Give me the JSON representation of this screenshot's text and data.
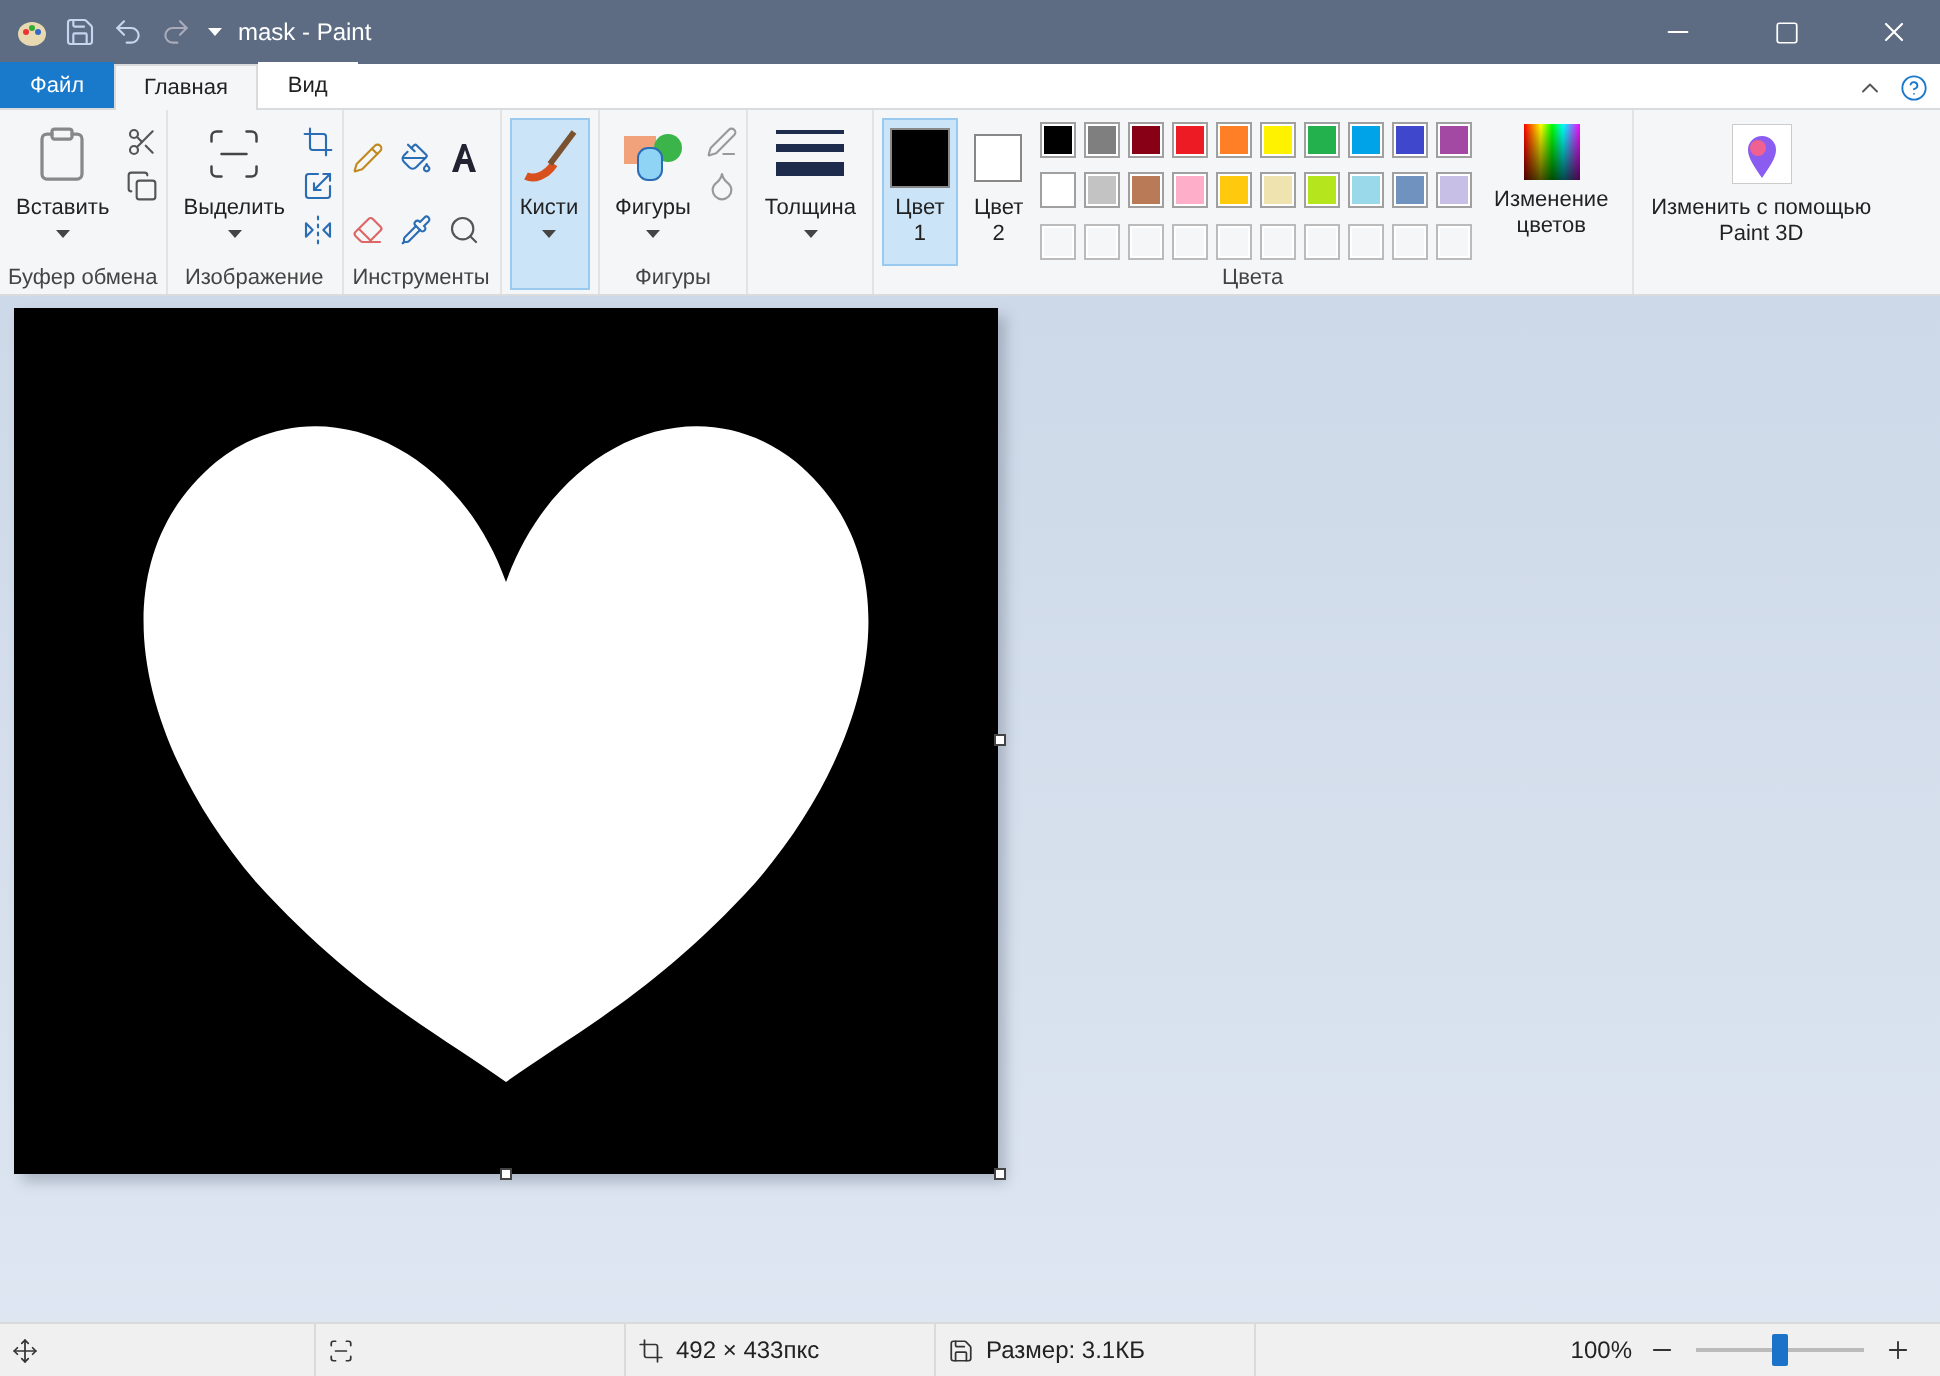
{
  "window": {
    "title": "mask - Paint"
  },
  "tabs": [
    {
      "label": "Файл",
      "kind": "file",
      "selected": false
    },
    {
      "label": "Главная",
      "kind": "tab",
      "selected": true
    },
    {
      "label": "Вид",
      "kind": "tab",
      "selected": false
    }
  ],
  "ribbon": {
    "clipboard": {
      "label": "Буфер обмена",
      "paste": "Вставить"
    },
    "image": {
      "label": "Изображение",
      "select": "Выделить"
    },
    "tools": {
      "label": "Инструменты"
    },
    "brushes": {
      "label": "Кисти",
      "selected": true
    },
    "shapes": {
      "label": "Фигуры",
      "button": "Фигуры"
    },
    "size": {
      "label": "Толщина"
    },
    "colors": {
      "label": "Цвета",
      "color1": {
        "label": "Цвет",
        "number": "1",
        "color": "#000000",
        "selected": true
      },
      "color2": {
        "label": "Цвет",
        "number": "2",
        "color": "#ffffff",
        "selected": false
      },
      "palette": [
        {
          "color": "#000000"
        },
        {
          "color": "#7f7f7f"
        },
        {
          "color": "#880015"
        },
        {
          "color": "#ed1c24"
        },
        {
          "color": "#ff7f27"
        },
        {
          "color": "#fff200"
        },
        {
          "color": "#22b14c"
        },
        {
          "color": "#00a2e8"
        },
        {
          "color": "#3f48cc"
        },
        {
          "color": "#a349a4"
        },
        {
          "color": "#ffffff"
        },
        {
          "color": "#c3c3c3"
        },
        {
          "color": "#b97a57"
        },
        {
          "color": "#ffaec9"
        },
        {
          "color": "#ffc90e"
        },
        {
          "color": "#efe4b0"
        },
        {
          "color": "#b5e61d"
        },
        {
          "color": "#99d9ea"
        },
        {
          "color": "#7092be"
        },
        {
          "color": "#c8bfe7"
        },
        {
          "kind": "empty"
        },
        {
          "kind": "empty"
        },
        {
          "kind": "empty"
        },
        {
          "kind": "empty"
        },
        {
          "kind": "empty"
        },
        {
          "kind": "empty"
        },
        {
          "kind": "empty"
        },
        {
          "kind": "empty"
        },
        {
          "kind": "empty"
        },
        {
          "kind": "empty"
        }
      ],
      "edit_colors": "Изменение цветов"
    },
    "paint3d": {
      "label": "Изменить с помощью Paint 3D"
    }
  },
  "status_bar": {
    "dimensions": "492 × 433пкс",
    "size": "Размер: 3.1КБ",
    "zoom": "100%",
    "zoom_slider": {
      "level": 0.5
    }
  }
}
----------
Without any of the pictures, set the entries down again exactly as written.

**Your solution**.
Give me the JSON representation of this screenshot's text and data.
{
  "window": {
    "title": "mask - Paint"
  },
  "tabs": [
    {
      "label": "Файл",
      "kind": "file",
      "selected": false
    },
    {
      "label": "Главная",
      "kind": "tab",
      "selected": true
    },
    {
      "label": "Вид",
      "kind": "tab",
      "selected": false
    }
  ],
  "ribbon": {
    "clipboard": {
      "label": "Буфер обмена",
      "paste": "Вставить"
    },
    "image": {
      "label": "Изображение",
      "select": "Выделить"
    },
    "tools": {
      "label": "Инструменты"
    },
    "brushes": {
      "label": "Кисти",
      "selected": true
    },
    "shapes": {
      "label": "Фигуры",
      "button": "Фигуры"
    },
    "size": {
      "label": "Толщина"
    },
    "colors": {
      "label": "Цвета",
      "color1": {
        "label": "Цвет",
        "number": "1",
        "color": "#000000",
        "selected": true
      },
      "color2": {
        "label": "Цвет",
        "number": "2",
        "color": "#ffffff",
        "selected": false
      },
      "palette": [
        {
          "color": "#000000"
        },
        {
          "color": "#7f7f7f"
        },
        {
          "color": "#880015"
        },
        {
          "color": "#ed1c24"
        },
        {
          "color": "#ff7f27"
        },
        {
          "color": "#fff200"
        },
        {
          "color": "#22b14c"
        },
        {
          "color": "#00a2e8"
        },
        {
          "color": "#3f48cc"
        },
        {
          "color": "#a349a4"
        },
        {
          "color": "#ffffff"
        },
        {
          "color": "#c3c3c3"
        },
        {
          "color": "#b97a57"
        },
        {
          "color": "#ffaec9"
        },
        {
          "color": "#ffc90e"
        },
        {
          "color": "#efe4b0"
        },
        {
          "color": "#b5e61d"
        },
        {
          "color": "#99d9ea"
        },
        {
          "color": "#7092be"
        },
        {
          "color": "#c8bfe7"
        },
        {
          "kind": "empty"
        },
        {
          "kind": "empty"
        },
        {
          "kind": "empty"
        },
        {
          "kind": "empty"
        },
        {
          "kind": "empty"
        },
        {
          "kind": "empty"
        },
        {
          "kind": "empty"
        },
        {
          "kind": "empty"
        },
        {
          "kind": "empty"
        },
        {
          "kind": "empty"
        }
      ],
      "edit_colors": "Изменение цветов"
    },
    "paint3d": {
      "label": "Изменить с помощью Paint 3D"
    }
  },
  "status_bar": {
    "dimensions": "492 × 433пкс",
    "size": "Размер: 3.1КБ",
    "zoom": "100%",
    "zoom_slider": {
      "level": 0.5
    }
  }
}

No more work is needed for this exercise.